EXERCISE GOAL: What is expected is a word-for-word copy of all the entries.
BEGIN
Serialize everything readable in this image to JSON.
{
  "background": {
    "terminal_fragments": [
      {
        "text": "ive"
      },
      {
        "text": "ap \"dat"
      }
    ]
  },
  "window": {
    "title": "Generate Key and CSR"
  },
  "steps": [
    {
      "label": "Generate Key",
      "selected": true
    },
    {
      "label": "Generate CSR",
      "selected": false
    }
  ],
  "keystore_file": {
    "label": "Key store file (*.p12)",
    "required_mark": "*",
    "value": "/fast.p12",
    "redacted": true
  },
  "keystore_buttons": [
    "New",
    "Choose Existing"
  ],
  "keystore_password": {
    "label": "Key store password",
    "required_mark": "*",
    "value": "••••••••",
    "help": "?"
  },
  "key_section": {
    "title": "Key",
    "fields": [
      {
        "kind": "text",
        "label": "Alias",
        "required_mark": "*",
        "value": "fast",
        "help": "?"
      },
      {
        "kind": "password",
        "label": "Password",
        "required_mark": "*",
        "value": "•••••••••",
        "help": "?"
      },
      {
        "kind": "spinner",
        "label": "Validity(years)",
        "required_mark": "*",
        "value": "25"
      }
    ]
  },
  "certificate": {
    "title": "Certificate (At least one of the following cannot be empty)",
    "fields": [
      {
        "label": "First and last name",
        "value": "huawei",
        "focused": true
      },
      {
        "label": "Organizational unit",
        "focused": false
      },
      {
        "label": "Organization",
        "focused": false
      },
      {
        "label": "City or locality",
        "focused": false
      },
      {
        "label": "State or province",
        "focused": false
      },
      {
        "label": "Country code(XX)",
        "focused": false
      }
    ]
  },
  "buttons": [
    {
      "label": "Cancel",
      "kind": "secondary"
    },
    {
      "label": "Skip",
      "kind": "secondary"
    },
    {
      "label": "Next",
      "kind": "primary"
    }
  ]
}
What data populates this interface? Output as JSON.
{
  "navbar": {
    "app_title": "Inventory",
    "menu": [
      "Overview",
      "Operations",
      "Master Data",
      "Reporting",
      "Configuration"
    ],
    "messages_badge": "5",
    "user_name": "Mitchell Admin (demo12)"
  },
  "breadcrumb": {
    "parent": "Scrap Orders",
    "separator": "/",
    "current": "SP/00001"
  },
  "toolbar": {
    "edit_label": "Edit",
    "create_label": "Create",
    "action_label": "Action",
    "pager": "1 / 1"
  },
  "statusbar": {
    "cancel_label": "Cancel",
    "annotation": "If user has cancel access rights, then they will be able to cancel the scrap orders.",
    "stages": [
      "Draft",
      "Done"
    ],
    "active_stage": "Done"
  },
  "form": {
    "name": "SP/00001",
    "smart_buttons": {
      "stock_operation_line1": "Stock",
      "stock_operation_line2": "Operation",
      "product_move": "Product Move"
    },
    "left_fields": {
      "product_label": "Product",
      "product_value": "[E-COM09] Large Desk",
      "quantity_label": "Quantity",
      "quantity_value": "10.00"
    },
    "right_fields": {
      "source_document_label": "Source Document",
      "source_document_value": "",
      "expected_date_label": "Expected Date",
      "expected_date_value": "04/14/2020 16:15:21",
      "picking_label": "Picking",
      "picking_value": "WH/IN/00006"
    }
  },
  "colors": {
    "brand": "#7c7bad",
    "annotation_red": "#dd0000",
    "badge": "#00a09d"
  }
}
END
ANSWER SPACE:
Serialize everything readable in this image to JSON.
{
  "background": {
    "terminal_fragments": [
      {
        "text": "ive"
      },
      {
        "text": "ap \"dat"
      }
    ]
  },
  "window": {
    "title": "Generate Key and CSR"
  },
  "steps": [
    {
      "label": "Generate Key",
      "selected": true
    },
    {
      "label": "Generate CSR",
      "selected": false
    }
  ],
  "keystore_file": {
    "label": "Key store file (*.p12)",
    "required_mark": "*",
    "value": "/fast.p12",
    "redacted": true
  },
  "keystore_buttons": [
    "New",
    "Choose Existing"
  ],
  "keystore_password": {
    "label": "Key store password",
    "required_mark": "*",
    "value": "••••••••",
    "help": "?"
  },
  "key_section": {
    "title": "Key",
    "fields": [
      {
        "kind": "text",
        "label": "Alias",
        "required_mark": "*",
        "value": "fast",
        "help": "?"
      },
      {
        "kind": "password",
        "label": "Password",
        "required_mark": "*",
        "value": "•••••••••",
        "help": "?"
      },
      {
        "kind": "spinner",
        "label": "Validity(years)",
        "required_mark": "*",
        "value": "25"
      }
    ]
  },
  "certificate": {
    "title": "Certificate (At least one of the following cannot be empty)",
    "fields": [
      {
        "label": "First and last name",
        "value": "huawei",
        "focused": true
      },
      {
        "label": "Organizational unit",
        "focused": false
      },
      {
        "label": "Organization",
        "focused": false
      },
      {
        "label": "City or locality",
        "focused": false
      },
      {
        "label": "State or province",
        "focused": false
      },
      {
        "label": "Country code(XX)",
        "focused": false
      }
    ]
  },
  "buttons": [
    {
      "label": "Cancel",
      "kind": "secondary"
    },
    {
      "label": "Skip",
      "kind": "secondary"
    },
    {
      "label": "Next",
      "kind": "primary"
    }
  ]
}
What data populates this interface? Output as JSON.
{
  "navbar": {
    "app_title": "Inventory",
    "menu": [
      "Overview",
      "Operations",
      "Master Data",
      "Reporting",
      "Configuration"
    ],
    "messages_badge": "5",
    "user_name": "Mitchell Admin (demo12)"
  },
  "breadcrumb": {
    "parent": "Scrap Orders",
    "separator": "/",
    "current": "SP/00001"
  },
  "toolbar": {
    "edit_label": "Edit",
    "create_label": "Create",
    "action_label": "Action",
    "pager": "1 / 1"
  },
  "statusbar": {
    "cancel_label": "Cancel",
    "annotation": "If user has cancel access rights, then they will be able to cancel the scrap orders.",
    "stages": [
      "Draft",
      "Done"
    ],
    "active_stage": "Done"
  },
  "form": {
    "name": "SP/00001",
    "smart_buttons": {
      "stock_operation_line1": "Stock",
      "stock_operation_line2": "Operation",
      "product_move": "Product Move"
    },
    "left_fields": {
      "product_label": "Product",
      "product_value": "[E-COM09] Large Desk",
      "quantity_label": "Quantity",
      "quantity_value": "10.00"
    },
    "right_fields": {
      "source_document_label": "Source Document",
      "source_document_value": "",
      "expected_date_label": "Expected Date",
      "expected_date_value": "04/14/2020 16:15:21",
      "picking_label": "Picking",
      "picking_value": "WH/IN/00006"
    }
  },
  "colors": {
    "brand": "#7c7bad",
    "annotation_red": "#dd0000",
    "badge": "#00a09d"
  }
}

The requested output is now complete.